    Let’s assume you start out with a $100,000 account. The first step is to determine the fixed amount you want to risk on each trade. For this hypothetical, lets say we want to risk 10% of the account or $10,000 on any one trade.

    For each trade, we would divide the fixed risk ($10k) by the maximum loss. For each instrument it would look like this:

    10k/.50 = 20k shares of $MS
    10k/$1 =
    10k shares each of $CHK and CALL

    So your risk of loss is equal across the board. If you are stopped out on any of the trades your loss is 1R or $10k. When you hit your profit target on $MS then your profit is $3 per share for a total profit of $3 X 20k or $60k. This is equal to 6 times your risk on the trade or 6R.

  • Jake

    Wouldn’t the trade on $MS have a reward equal to 3R rather than 6R and a risk equal to .5R? You said “taking a set percentage of your account equity, you end up with a fixed dollar amount of risk capital on each trade.” You defined R on the $CALL and $CHK as $1 so it would seem to make sense that the $MS was equal to .5R. Thanks for your help.

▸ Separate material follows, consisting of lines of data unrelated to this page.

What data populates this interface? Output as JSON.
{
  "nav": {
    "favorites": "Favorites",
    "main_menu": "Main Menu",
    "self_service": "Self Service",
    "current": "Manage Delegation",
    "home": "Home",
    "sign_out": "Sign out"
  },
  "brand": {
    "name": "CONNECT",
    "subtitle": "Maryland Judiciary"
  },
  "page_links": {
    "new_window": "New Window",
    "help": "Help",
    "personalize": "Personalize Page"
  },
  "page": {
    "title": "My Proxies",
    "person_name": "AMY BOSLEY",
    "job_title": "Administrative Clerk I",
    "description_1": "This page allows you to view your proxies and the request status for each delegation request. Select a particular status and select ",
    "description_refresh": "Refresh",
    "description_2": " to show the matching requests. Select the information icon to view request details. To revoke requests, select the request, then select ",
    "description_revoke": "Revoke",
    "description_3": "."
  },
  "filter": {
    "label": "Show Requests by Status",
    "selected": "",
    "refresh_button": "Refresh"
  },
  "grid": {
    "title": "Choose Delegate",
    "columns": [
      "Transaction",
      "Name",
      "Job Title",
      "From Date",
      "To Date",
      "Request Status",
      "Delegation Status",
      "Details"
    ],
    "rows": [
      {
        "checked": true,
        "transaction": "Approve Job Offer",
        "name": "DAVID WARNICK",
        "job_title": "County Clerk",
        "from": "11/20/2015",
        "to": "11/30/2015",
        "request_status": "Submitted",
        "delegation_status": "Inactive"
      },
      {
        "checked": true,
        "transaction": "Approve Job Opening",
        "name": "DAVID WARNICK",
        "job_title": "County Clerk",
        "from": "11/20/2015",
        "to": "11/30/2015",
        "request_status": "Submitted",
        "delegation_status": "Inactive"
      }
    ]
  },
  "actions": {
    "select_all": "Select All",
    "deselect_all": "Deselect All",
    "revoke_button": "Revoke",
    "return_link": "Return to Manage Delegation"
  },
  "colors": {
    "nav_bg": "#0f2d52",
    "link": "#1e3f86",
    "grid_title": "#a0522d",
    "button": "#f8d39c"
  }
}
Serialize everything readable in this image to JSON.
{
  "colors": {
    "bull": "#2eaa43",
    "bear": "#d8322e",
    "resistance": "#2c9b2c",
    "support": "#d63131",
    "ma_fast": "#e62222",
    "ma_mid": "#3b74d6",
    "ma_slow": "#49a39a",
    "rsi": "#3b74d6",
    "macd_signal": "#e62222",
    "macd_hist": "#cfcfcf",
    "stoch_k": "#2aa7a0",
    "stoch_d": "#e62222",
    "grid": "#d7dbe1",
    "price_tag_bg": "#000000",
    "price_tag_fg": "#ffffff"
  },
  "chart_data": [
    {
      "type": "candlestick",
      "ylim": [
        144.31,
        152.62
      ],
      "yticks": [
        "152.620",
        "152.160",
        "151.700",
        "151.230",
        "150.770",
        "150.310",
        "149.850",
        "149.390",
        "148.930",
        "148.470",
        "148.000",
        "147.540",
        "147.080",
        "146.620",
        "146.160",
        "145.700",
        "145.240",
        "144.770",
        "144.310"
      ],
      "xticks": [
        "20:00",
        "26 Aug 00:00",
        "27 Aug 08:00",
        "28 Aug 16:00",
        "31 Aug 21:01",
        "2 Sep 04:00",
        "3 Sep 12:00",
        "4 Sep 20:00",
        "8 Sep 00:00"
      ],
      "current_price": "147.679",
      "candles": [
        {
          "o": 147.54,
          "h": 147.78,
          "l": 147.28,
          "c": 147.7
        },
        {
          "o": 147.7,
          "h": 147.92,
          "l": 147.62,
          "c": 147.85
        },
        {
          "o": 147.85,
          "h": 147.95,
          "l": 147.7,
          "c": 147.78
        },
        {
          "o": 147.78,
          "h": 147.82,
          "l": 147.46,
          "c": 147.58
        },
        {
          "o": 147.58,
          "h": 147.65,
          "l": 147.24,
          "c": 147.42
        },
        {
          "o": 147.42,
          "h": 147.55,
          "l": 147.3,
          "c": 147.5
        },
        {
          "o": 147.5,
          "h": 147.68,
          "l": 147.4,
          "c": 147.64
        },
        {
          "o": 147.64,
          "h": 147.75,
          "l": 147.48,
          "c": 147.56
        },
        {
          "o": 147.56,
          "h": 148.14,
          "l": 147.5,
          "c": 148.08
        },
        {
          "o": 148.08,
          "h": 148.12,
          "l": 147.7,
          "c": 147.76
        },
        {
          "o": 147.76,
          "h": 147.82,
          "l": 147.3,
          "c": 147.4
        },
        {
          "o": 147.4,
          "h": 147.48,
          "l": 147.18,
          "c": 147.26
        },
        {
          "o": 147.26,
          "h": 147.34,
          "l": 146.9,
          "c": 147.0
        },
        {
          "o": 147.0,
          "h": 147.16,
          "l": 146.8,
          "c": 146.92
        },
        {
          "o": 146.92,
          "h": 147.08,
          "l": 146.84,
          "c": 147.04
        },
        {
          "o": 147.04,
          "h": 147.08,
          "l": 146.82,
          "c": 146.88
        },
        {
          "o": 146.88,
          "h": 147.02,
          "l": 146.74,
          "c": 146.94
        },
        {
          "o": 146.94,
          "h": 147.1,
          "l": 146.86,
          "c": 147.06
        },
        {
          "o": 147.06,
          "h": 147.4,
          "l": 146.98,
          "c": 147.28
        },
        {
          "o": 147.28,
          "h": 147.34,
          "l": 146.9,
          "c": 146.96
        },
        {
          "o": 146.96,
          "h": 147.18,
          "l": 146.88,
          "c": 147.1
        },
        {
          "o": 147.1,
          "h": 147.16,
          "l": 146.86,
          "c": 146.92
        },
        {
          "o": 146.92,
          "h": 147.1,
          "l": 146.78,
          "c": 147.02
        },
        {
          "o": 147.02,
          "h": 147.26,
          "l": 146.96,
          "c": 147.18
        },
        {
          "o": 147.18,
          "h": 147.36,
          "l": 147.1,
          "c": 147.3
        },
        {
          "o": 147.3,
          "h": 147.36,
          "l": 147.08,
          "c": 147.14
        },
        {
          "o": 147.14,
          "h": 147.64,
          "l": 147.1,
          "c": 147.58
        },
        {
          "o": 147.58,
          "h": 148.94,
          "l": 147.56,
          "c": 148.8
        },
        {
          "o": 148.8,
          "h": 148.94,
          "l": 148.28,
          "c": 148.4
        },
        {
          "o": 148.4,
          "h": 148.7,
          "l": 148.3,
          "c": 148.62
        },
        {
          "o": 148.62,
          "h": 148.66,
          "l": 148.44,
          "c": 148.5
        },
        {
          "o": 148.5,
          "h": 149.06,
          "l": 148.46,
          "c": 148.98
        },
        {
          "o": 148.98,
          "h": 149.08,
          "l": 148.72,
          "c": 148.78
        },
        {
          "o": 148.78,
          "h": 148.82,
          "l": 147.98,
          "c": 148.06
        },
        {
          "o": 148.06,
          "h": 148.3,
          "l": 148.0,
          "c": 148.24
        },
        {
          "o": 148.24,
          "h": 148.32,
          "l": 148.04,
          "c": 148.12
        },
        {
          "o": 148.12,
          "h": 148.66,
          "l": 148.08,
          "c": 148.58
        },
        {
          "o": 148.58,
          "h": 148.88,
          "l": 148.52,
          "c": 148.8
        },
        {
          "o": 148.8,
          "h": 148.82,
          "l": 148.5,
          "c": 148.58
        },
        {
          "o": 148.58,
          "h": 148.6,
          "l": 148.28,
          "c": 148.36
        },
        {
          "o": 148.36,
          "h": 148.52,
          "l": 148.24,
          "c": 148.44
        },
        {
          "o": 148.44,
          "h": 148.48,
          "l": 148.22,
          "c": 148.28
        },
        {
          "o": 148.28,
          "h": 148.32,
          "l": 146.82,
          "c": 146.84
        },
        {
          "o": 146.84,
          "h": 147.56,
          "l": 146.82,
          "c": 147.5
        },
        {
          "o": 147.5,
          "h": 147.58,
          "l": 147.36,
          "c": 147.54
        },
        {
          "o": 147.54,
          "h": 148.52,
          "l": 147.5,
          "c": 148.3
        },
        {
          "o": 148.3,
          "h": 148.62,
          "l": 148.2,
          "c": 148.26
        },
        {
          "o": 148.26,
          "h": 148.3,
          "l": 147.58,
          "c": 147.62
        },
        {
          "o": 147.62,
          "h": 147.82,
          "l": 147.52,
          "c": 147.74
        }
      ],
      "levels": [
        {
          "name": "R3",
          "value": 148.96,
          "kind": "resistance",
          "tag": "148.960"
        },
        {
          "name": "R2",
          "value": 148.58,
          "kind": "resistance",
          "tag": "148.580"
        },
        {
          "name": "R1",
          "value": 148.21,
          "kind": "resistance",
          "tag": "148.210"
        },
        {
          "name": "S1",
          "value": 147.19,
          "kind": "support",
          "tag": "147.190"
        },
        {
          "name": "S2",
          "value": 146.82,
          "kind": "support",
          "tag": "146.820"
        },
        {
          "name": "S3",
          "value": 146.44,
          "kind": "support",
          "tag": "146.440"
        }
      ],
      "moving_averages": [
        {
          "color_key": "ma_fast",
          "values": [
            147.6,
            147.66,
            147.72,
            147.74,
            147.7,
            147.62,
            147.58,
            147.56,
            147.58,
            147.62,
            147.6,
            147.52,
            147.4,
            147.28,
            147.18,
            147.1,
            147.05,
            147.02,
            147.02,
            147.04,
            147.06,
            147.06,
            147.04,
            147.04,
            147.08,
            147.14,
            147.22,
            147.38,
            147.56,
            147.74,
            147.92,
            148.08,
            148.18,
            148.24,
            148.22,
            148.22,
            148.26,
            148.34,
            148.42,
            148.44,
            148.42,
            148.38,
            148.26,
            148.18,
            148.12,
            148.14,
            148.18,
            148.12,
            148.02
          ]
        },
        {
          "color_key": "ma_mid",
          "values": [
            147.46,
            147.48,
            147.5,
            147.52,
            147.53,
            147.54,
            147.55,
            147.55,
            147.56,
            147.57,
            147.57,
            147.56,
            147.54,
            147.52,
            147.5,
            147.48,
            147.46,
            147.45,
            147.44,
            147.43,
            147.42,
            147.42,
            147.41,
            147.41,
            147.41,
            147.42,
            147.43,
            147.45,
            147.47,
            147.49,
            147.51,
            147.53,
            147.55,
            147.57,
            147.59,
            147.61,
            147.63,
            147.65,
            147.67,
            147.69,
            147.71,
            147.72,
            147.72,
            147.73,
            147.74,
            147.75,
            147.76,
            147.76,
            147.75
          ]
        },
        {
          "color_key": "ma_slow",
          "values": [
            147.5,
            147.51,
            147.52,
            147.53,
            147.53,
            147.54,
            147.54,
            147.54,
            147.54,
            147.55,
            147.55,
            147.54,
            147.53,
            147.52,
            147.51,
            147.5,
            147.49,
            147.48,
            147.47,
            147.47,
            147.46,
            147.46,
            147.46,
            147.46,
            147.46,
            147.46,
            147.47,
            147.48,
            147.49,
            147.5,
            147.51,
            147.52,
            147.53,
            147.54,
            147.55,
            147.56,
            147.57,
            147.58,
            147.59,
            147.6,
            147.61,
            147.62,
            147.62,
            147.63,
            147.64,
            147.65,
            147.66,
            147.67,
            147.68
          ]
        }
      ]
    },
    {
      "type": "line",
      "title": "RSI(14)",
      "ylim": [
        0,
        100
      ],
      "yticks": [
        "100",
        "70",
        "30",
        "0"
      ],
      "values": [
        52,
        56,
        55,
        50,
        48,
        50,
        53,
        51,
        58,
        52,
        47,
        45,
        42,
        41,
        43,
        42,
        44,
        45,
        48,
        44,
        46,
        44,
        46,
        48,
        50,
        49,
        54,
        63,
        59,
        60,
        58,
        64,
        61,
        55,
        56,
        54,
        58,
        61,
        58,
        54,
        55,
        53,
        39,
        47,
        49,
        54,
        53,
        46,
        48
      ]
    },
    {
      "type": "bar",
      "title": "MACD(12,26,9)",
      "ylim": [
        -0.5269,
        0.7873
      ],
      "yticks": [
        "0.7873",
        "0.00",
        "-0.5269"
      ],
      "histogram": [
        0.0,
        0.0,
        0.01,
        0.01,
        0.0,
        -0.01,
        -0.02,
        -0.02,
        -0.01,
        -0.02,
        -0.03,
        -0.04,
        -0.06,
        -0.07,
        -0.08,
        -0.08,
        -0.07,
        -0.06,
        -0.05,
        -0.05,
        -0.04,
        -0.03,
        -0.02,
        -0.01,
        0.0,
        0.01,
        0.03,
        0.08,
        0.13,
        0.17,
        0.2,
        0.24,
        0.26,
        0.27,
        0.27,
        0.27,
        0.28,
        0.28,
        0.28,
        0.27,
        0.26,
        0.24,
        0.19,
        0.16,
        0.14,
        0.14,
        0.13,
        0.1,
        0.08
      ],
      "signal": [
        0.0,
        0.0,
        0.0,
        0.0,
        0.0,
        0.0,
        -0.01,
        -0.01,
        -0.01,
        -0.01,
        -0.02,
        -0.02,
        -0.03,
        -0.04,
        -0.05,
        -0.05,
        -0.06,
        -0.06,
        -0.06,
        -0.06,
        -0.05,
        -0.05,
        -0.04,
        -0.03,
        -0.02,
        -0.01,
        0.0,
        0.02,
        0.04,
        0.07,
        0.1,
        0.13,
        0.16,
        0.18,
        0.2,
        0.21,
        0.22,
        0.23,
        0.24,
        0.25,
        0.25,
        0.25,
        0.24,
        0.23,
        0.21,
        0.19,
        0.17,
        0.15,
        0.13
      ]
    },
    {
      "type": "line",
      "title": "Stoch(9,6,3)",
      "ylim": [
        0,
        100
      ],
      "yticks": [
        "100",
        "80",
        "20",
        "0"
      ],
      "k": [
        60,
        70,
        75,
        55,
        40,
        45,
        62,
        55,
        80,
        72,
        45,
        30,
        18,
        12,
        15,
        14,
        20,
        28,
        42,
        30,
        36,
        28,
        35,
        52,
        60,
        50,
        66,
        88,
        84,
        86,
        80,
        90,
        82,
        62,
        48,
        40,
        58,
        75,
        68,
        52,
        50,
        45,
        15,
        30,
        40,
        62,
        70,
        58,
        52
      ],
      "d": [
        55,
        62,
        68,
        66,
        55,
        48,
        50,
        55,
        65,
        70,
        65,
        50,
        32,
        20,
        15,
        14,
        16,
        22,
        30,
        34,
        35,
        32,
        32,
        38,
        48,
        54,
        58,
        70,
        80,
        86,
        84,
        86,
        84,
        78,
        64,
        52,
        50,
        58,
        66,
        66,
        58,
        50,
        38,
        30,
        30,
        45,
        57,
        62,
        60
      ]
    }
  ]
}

  • I’ve been preaching and practicing this for years, and it works. I call this magic trick a ‘secret’ because apparently most don’t understand it’s simplicity and effectiveness. It works best with Day Trading when it’s almost foolproof; With Swing or Investment positions there is always the risk of major news causing a price GAP against you obliterating your risk/reward ratio. Clear and concise explanation Brian. Well Done.